In “Mammal March Madness,” you win or die. No basketball in this tournament — it’s a simulated survival-of-the-fittest game set up by evolutionary biologists. The battle cry? Mammals suck … milk!
Podcast: Salty skin’s defensive skills, carnivores’ drastic birth control, and the truth about penis size
Listen to a roundup of some of our favorite stories from the week —> Read More Here
It wasn’t a projectile or ammunition that destroyed this truck. But rather, a laser:
Defense and aerospace company Lockheed Martin announced this week that its new fiber-optic laser weapon system, dubbed ATHENA (Advanced Test High Energy Asset), successfully took out a small truck “from more than a mile away” during a recent field test.
The ATHENA system uses a technique called “spectral beam combining,” which involves merging multiple laser modules to create a single and super-powerful 30-kilowatt laser beam. The system is described as having the “highest power ever documented by a laser weapon of its type.”
“To put that in perspective, the laser in an everyday pointer might be about 1 milliwatt, or 3 million times less,” said Motherboard.
The truck had been resting on props for the field test, but its engine and drivetrain were reportedly running to simulate a real vehicle threat. The laser is said to have disabled the truck’s engine in a “matter of seconds.”
Rather than causing the engine to explode, as per Hollywood, the truck was simply rendered unable to move. Reading between the lines, perhaps Lockheed believes that the gear will be a useful, potentially non-lethal —> Read More Here
Doug G. Ware
ITHACA, N.Y., March 6 (UPI) — Researchers have given us a glimpse of just how fast a zombie plague would overtake the United States — you know, if that sort of thing ever really happened. —> Read More Here
Researchers at Dartmouth College examined a database of television advertisements broadcast between March 2012 and February 2013 on 139 network and cable channels and found that more than 608 hours of advertisements for energy drinks were aired. Nearly half of those advertisements, 46.5 percent, appeared on networks with content themes likely to appeal to adolescents. —> Read More Here

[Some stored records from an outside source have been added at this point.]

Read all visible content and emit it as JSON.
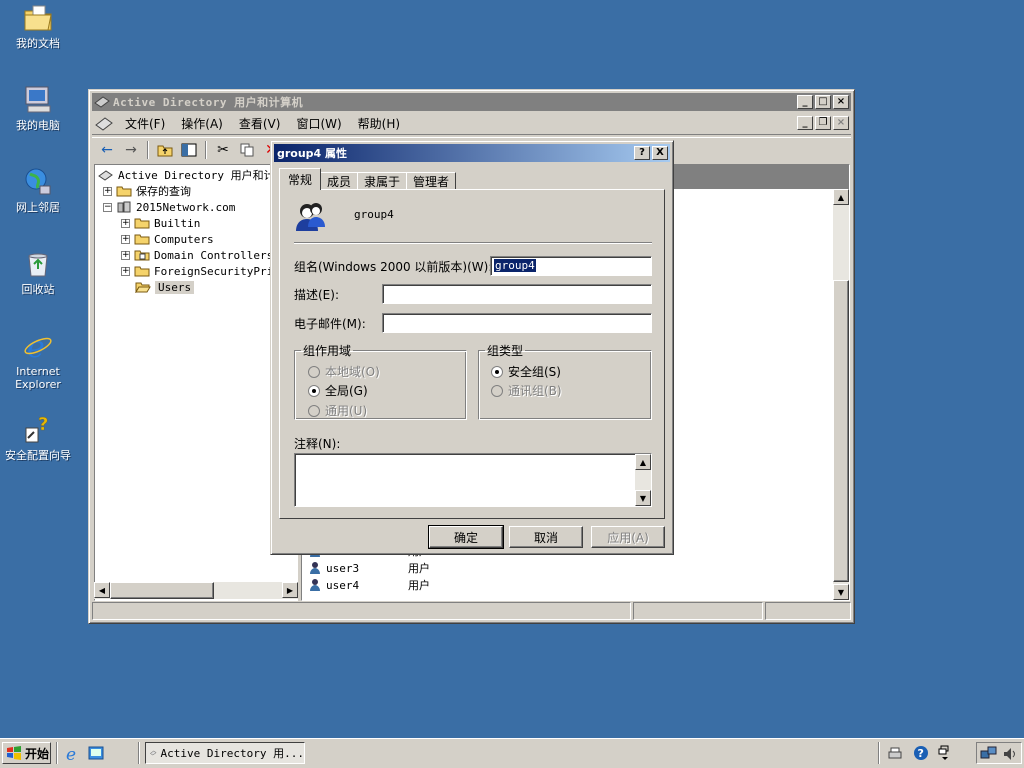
{
  "desktop": {
    "icons": [
      {
        "label": "我的文档"
      },
      {
        "label": "我的电脑"
      },
      {
        "label": "网上邻居"
      },
      {
        "label": "回收站"
      },
      {
        "label": "Internet Explorer"
      },
      {
        "label": "安全配置向导"
      }
    ]
  },
  "window": {
    "title": "Active Directory 用户和计算机",
    "menu": [
      "文件(F)",
      "操作(A)",
      "查看(V)",
      "窗口(W)",
      "帮助(H)"
    ],
    "tree": {
      "root": "Active Directory 用户和计算机",
      "saved_queries": "保存的查询",
      "domain": "2015Network.com",
      "children": [
        "Builtin",
        "Computers",
        "Domain Controllers",
        "ForeignSecurityPrincipals",
        "Users"
      ]
    },
    "list_rows": [
      {
        "name": "user2",
        "type": "用户"
      },
      {
        "name": "user3",
        "type": "用户"
      },
      {
        "name": "user4",
        "type": "用户"
      }
    ]
  },
  "dialog": {
    "title": "group4 属性",
    "help_btn": "?",
    "close_btn": "X",
    "tabs": [
      "常规",
      "成员",
      "隶属于",
      "管理者"
    ],
    "group_name": "group4",
    "prewin2000_label": "组名(Windows 2000 以前版本)(W):",
    "prewin2000_value": "group4",
    "description_label": "描述(E):",
    "description_value": "",
    "email_label": "电子邮件(M):",
    "email_value": "",
    "scope": {
      "legend": "组作用域",
      "options": [
        {
          "label": "本地域(O)",
          "selected": false,
          "disabled": true
        },
        {
          "label": "全局(G)",
          "selected": true,
          "disabled": false
        },
        {
          "label": "通用(U)",
          "selected": false,
          "disabled": true
        }
      ]
    },
    "type": {
      "legend": "组类型",
      "options": [
        {
          "label": "安全组(S)",
          "selected": true,
          "disabled": false
        },
        {
          "label": "通讯组(B)",
          "selected": false,
          "disabled": true
        }
      ]
    },
    "notes_label": "注释(N):",
    "notes_value": "",
    "buttons": {
      "ok": "确定",
      "cancel": "取消",
      "apply": "应用(A)"
    }
  },
  "taskbar": {
    "start": "开始",
    "task": "Active Directory 用..."
  },
  "colors": {
    "desktop": "#3a6ea5",
    "face": "#d4d0c8",
    "active_title": "#0a246a",
    "inactive_title": "#808080"
  }
}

US researchers build tiny electronic scaffolds using a new technique aimed at merging biology with electronics. —> Read More Here

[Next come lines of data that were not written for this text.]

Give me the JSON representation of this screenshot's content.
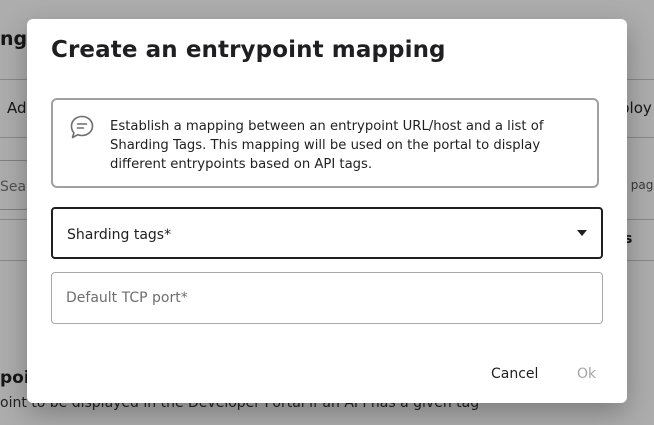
{
  "background": {
    "page_title": "ng",
    "tab_left": "Ad",
    "tab_right": "ploy",
    "search_placeholder": "Sea",
    "per_page": "r page",
    "column_header": "s",
    "section_title": "poi",
    "section_description": "oint to be displayed in the Developer Portal if an API has a given tag"
  },
  "dialog": {
    "title": "Create an entrypoint mapping",
    "info_icon": "chat-bubble-icon",
    "info_text": "Establish a mapping between an entrypoint URL/host and a list of Sharding Tags. This mapping will be used on the portal to display different entrypoints based on API tags.",
    "sharding_tags": {
      "label": "Sharding tags*",
      "icon": "chevron-down-icon"
    },
    "tcp_port": {
      "placeholder": "Default TCP port*",
      "value": ""
    },
    "actions": {
      "cancel_label": "Cancel",
      "ok_label": "Ok"
    }
  },
  "colors": {
    "overlay": "#000000",
    "text": "#1f1f21",
    "info_border": "#a29f9f",
    "disabled": "#a6a6a6"
  }
}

Women suffering a heart attack wait much longer than men to call emergency medical services and face significantly longer delays getting to a hospital equipped to care for them, putting women at greater risk for adverse outcomes. —> Read More Here
Women who experience hot flashes earlier in life appear to have poorer endothelial function — the earliest sign of cardiovascular disease — than women who have hot flashes later in life or not at all, according to two new studies. —> Read More Here
Sitting for many hours per day is associated with increased coronary artery calcification, a marker of subclinical heart disease that can increase the risk of a heart attack, according to research. Coronary artery disease is the most common type of heart disease and the leading cause of death in the United States. —> Read More Here
Charge your phone with URINE: Pee-powered toilet could be ‘everlasting’ source of electricity, say inventors
The Bristol University scientists behind the ‘pee-power’ toilet hope it can be used by aid agencies in disaster zones to supply much-needed electricity to refugee camps. —> Read More Here